The government has published a reopening guide for businesses in the ‘visitor economy’. The document outlines measures that firms are expected to take, including changing seating arrangements and staggering customer numbers.
The sector-by-sector guidance encourages company chiefs to create a ‘culture where relationships between employers and workers are based on collaboration, trust and joint problem solving.’
The document comes hot on the heels of Boris Johnson’s announcement that social distancing measures would be relaxed from 2 metres to ‘one metre plus’. The 2-metre rule will remain in place in Northern Ireland, Scotland and Wales.
Reducing Contact with Other Workers

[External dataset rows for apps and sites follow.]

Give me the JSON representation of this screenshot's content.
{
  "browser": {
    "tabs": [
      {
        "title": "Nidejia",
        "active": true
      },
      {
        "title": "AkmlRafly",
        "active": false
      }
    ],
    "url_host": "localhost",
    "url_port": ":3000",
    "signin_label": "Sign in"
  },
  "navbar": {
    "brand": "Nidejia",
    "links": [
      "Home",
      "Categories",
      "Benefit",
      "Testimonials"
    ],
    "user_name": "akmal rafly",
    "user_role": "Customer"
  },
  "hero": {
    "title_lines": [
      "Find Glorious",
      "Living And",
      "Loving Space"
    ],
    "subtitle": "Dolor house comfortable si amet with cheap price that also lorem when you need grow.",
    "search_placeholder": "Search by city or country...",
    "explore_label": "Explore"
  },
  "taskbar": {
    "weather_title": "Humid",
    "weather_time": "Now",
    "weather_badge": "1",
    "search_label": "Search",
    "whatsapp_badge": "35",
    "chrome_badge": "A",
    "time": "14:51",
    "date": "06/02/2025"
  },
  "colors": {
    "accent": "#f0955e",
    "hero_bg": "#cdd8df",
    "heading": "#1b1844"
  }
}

On the question of how employee contact will be managed, the guidance suggests that only ‘essential staff’ should be on the premises. Additional measures such as regular hand washing, separation screens and surface disinfection are also recommended.

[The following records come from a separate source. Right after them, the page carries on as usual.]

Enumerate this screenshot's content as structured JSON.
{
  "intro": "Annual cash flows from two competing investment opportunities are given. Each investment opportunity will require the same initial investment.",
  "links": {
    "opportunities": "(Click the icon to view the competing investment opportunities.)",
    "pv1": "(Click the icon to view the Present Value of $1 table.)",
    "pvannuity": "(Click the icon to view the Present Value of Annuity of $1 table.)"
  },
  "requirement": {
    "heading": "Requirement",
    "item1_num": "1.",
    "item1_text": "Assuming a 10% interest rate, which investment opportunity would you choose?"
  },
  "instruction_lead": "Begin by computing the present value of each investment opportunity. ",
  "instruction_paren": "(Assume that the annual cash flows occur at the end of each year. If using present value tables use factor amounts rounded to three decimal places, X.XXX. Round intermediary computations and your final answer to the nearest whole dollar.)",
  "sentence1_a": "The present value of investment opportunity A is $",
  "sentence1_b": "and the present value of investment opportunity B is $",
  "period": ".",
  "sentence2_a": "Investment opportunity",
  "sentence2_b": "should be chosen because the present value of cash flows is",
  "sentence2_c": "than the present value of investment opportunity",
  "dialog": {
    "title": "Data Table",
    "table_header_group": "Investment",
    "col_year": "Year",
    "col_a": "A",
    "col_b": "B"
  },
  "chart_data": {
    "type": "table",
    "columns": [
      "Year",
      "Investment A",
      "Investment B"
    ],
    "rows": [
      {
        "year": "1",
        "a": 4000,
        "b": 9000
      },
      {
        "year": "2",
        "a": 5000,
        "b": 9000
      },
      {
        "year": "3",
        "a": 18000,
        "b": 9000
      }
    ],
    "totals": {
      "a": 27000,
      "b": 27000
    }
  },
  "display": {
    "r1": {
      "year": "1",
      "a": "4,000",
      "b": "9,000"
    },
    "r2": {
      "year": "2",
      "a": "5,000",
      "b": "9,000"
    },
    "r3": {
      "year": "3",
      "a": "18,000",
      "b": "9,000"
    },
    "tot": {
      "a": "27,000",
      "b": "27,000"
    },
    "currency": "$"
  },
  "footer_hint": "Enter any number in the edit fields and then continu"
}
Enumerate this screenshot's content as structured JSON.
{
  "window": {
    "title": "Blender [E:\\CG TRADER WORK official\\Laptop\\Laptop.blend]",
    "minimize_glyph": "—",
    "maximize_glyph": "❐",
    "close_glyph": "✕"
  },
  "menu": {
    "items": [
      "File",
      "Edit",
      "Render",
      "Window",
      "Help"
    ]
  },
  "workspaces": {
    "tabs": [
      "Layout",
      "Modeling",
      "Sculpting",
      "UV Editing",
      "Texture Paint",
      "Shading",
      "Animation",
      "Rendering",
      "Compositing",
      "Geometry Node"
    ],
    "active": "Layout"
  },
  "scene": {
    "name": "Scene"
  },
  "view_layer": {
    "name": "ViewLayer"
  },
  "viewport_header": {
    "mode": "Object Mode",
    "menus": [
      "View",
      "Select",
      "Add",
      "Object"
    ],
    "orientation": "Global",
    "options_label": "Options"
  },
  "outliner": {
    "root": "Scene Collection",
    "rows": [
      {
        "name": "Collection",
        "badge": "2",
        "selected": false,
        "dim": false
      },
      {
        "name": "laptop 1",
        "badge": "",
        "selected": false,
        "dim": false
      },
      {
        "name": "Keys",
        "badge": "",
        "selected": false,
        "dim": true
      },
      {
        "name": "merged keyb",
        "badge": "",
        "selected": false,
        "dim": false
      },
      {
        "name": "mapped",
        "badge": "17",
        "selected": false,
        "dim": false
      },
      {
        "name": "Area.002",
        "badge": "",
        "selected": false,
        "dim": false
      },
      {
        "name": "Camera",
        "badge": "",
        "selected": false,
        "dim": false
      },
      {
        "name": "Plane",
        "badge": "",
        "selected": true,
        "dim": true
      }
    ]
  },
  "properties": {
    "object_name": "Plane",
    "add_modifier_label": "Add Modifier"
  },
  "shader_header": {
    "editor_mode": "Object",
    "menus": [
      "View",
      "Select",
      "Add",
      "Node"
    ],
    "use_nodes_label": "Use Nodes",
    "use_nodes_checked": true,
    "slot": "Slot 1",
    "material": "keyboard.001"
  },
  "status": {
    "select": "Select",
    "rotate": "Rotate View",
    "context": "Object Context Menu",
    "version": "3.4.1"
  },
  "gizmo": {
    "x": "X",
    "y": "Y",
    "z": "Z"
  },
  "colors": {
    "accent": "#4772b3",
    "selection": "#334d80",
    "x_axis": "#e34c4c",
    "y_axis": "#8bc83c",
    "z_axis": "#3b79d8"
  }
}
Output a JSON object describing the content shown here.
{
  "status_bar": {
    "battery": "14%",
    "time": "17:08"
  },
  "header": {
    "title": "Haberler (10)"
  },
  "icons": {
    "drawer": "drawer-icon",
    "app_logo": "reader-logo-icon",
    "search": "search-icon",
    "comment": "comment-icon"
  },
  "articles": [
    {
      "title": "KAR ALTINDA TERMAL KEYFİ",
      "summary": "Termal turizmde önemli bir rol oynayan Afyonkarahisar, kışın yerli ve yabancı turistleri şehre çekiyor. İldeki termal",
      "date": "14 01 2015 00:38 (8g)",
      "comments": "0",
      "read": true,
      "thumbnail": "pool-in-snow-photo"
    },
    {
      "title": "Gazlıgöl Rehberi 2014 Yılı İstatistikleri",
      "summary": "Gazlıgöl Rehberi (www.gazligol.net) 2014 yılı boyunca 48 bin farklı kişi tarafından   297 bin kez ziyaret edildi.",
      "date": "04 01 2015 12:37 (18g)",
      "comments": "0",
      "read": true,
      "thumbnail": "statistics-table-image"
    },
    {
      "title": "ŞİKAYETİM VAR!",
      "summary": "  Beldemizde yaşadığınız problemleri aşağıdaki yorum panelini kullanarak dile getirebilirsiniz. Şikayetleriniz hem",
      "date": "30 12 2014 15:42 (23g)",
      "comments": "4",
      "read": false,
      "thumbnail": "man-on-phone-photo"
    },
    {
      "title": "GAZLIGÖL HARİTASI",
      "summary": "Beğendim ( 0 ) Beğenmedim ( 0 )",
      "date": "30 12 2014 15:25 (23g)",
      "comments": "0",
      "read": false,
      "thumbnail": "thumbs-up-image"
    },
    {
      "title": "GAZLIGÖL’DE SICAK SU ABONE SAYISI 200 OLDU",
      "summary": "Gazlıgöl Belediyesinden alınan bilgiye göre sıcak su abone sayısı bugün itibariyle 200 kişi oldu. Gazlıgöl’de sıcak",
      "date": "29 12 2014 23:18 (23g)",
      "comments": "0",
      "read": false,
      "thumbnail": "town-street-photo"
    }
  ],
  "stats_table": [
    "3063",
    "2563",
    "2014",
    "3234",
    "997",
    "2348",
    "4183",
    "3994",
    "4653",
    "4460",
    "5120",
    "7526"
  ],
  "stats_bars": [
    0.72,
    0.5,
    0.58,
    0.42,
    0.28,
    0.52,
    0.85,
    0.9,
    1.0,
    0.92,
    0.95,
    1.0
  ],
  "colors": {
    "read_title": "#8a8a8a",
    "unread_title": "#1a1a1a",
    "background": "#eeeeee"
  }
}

The Workers Union Says
The chief spokesman for the Workers Union, said: ‘We welcome the government’s reopening guidance, but questions still remain. The most important part of this process is to make sure that staff and the general public alike remain safe. While this document goes some way towards meeting that target, we’re not convinced that businesses have sufficient resources or preparation time. That may mean that corners are cut as financial pressures force bosses to open before they’ve taken appropriate steps.’
Mr Morgan went on to say that despite recent improvements, the battle against COVID-19 is far from over: ‘It’s no surprise to read that health leaders are urging us to be wary of a second spike. Pictures of crowds on Bournemouth beach have increased anxieties that people are no longer taking the virus seriously. We urge the government to get a grip on this and consider whether relaxing the rules is appropriate at this time.
‘If ministers are serious about “joint problem-solving”, they’ll bring unions, business managers and employees together to start discussing the issues. This should include more financial help for business re-starts and extended furlough schemes where necessary. It should also include a commitment to the independent inspection of company risk mitigation plans.
‘This week we’ve seen figures that suggest employers are cancelling pay increases. So let’s stop sticking the boot into working people and put safety before profit.’
The Workers Union – Britain’s hardest working union